This puts the executables into a folder called arm-2009q1/bin so add that to your path:

export PATH=$PATH:[wherever you put it]/arm-2009q1/bin

One gotcha is that CS is a 32bit binary, so you might need to install the 32 bit compatabiltiy libs on your machine. On Centos the command to do that is:

sudo yum install compat-libstdc++-296.i686

Similar libs will exist on your preferred Linux. I used Centos for testing, not because its good, but because its so far behind Debian and Ubuntu that if it works on Centos it'll probably work anywhere!

Next we just need to compile a C program:

arm-none-linux-gnueabi-gcc hello.c -o hello

And On Mac!

Unfortunatly Code Sourcery isn't distributed officially for Mac, and its a pain to build yourself. However some nice people have done the work for you and you can download an unofficial package from here:

Install the package, and then add to your path:

export PATH=$PATH:/usr/local/carlson-minot/crosscompilers/bin

Get Networking ...erm... working?
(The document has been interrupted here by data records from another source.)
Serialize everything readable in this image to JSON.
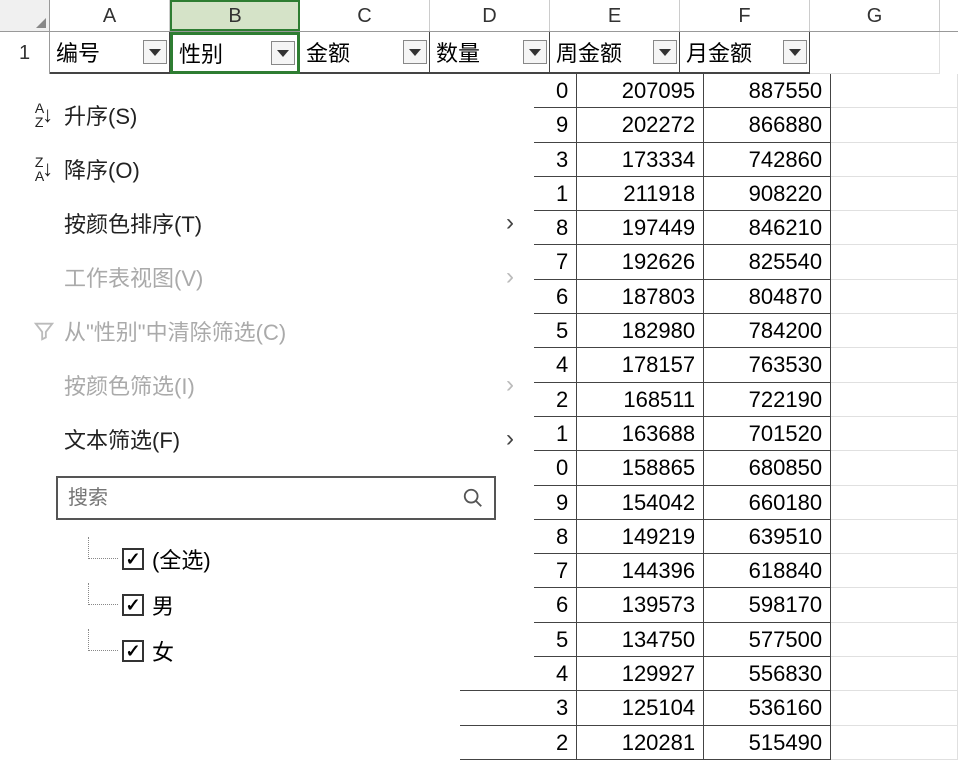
{
  "column_letters": [
    "A",
    "B",
    "C",
    "D",
    "E",
    "F",
    "G"
  ],
  "row1_label": "1",
  "headers": {
    "A": "编号",
    "B": "性别",
    "C": "金额",
    "D": "数量",
    "E": "周金额",
    "F": "月金额"
  },
  "selected_column": "B",
  "menu": {
    "sort_asc": "升序(S)",
    "sort_desc": "降序(O)",
    "sort_by_color": "按颜色排序(T)",
    "sheet_view": "工作表视图(V)",
    "clear_filter": "从\"性别\"中清除筛选(C)",
    "filter_by_color": "按颜色筛选(I)",
    "text_filter": "文本筛选(F)",
    "search_placeholder": "搜索"
  },
  "filter_values": [
    {
      "label": "(全选)",
      "checked": true
    },
    {
      "label": "男",
      "checked": true
    },
    {
      "label": "女",
      "checked": true
    }
  ],
  "data_rows": [
    {
      "D": "0",
      "E": "207095",
      "F": "887550"
    },
    {
      "D": "9",
      "E": "202272",
      "F": "866880"
    },
    {
      "D": "3",
      "E": "173334",
      "F": "742860"
    },
    {
      "D": "1",
      "E": "211918",
      "F": "908220"
    },
    {
      "D": "8",
      "E": "197449",
      "F": "846210"
    },
    {
      "D": "7",
      "E": "192626",
      "F": "825540"
    },
    {
      "D": "6",
      "E": "187803",
      "F": "804870"
    },
    {
      "D": "5",
      "E": "182980",
      "F": "784200"
    },
    {
      "D": "4",
      "E": "178157",
      "F": "763530"
    },
    {
      "D": "2",
      "E": "168511",
      "F": "722190"
    },
    {
      "D": "1",
      "E": "163688",
      "F": "701520"
    },
    {
      "D": "0",
      "E": "158865",
      "F": "680850"
    },
    {
      "D": "9",
      "E": "154042",
      "F": "660180"
    },
    {
      "D": "8",
      "E": "149219",
      "F": "639510"
    },
    {
      "D": "7",
      "E": "144396",
      "F": "618840"
    },
    {
      "D": "6",
      "E": "139573",
      "F": "598170"
    },
    {
      "D": "5",
      "E": "134750",
      "F": "577500"
    },
    {
      "D": "4",
      "E": "129927",
      "F": "556830"
    },
    {
      "D": "3",
      "E": "125104",
      "F": "536160"
    },
    {
      "D": "2",
      "E": "120281",
      "F": "515490"
    }
  ]
}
While the EV3 supports communication over bluetooth and usb, the only way to get directly into the Linux side of the EV3 is to use WIFI. You'll need to get hold of a Netgear WNA1100 wifi dongle. Nothing else will work. You may or may not be able to get them officially from Lego (at Lego prices), but ebay will get you one for less than £10 (While you're on Ebay pick up a microSD card too). Plug in the dongle, and turn it on from the bricks settings menu. You'll also need to select the network, and enter any passwords. You can also configure and set it up from the Lego desktop software (having connected the brick via USB), which is probably easier.
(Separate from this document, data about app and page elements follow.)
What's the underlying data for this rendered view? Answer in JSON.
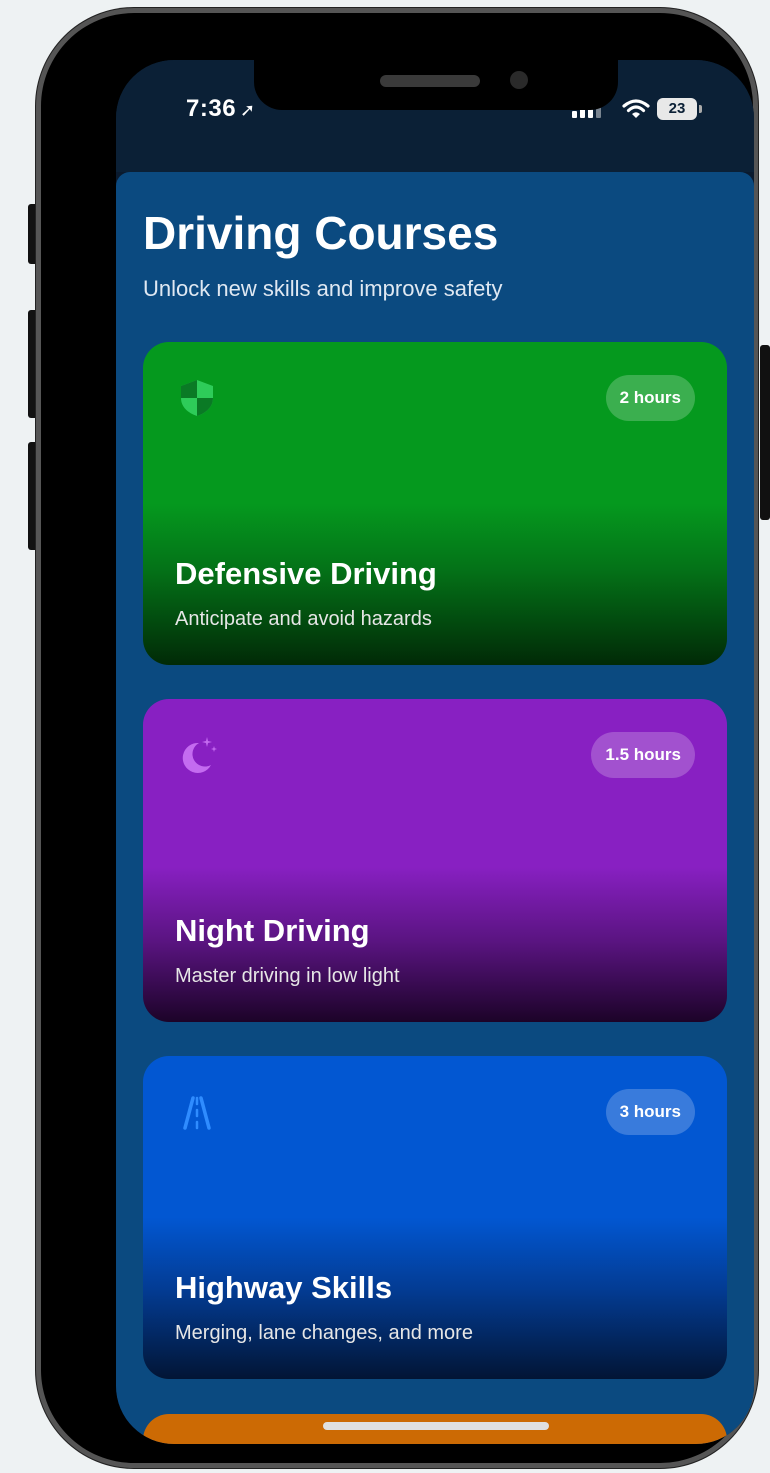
{
  "status_bar": {
    "time": "7:36",
    "battery": "23"
  },
  "header": {
    "title": "Driving Courses",
    "subtitle": "Unlock new skills and improve safety"
  },
  "courses": [
    {
      "title": "Defensive Driving",
      "description": "Anticipate and avoid hazards",
      "duration": "2 hours",
      "icon": "shield-icon",
      "color": "#05991e"
    },
    {
      "title": "Night Driving",
      "description": "Master driving in low light",
      "duration": "1.5 hours",
      "icon": "moon-stars-icon",
      "color": "#8820c2"
    },
    {
      "title": "Highway Skills",
      "description": "Merging, lane changes, and more",
      "duration": "3 hours",
      "icon": "road-icon",
      "color": "#0257d2"
    }
  ],
  "peek_card_color": "#cc6a04"
}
From the Brick's "Brick Info" screen you should be able to find the IP address (something like Alternativly you can download my EV3 Finder. Run it on your computer and it should print out the addresses of any EV3's on the local network. This serves as a handy check that everything is working.

 Now from your desktop, you can log into the EV3 by typing:


(or whatever your number was).

 log in as root (no password!).  At this point you'll find a pretty generic, embedded Linux installation. Once you've got over the novelty of poking round Lego Unix(How cool is that!!) Then run "dropbear" which starts ssh services, so we'll be able to copy programs onto the EV3.

Transfer and Run

Back on the desktop machine we can copy the program we compiled earlier onto the EV's SD card by running:

scp hello root@

Then use telnet (or ssh) to access the EV3 again, and you can run the program by typing


And that's it - we've got a working development system which lets its compile C code, and run it on the EV3. From there its a few minor tweaks to take Sniff and get it running. The current state is that the Sniff core system is running fine, with support for the buttons, LED's and Screen. Bounce Out is running nicely! I'll post a release "real soon", so you can get started. Motors and Sensor support will follow after that.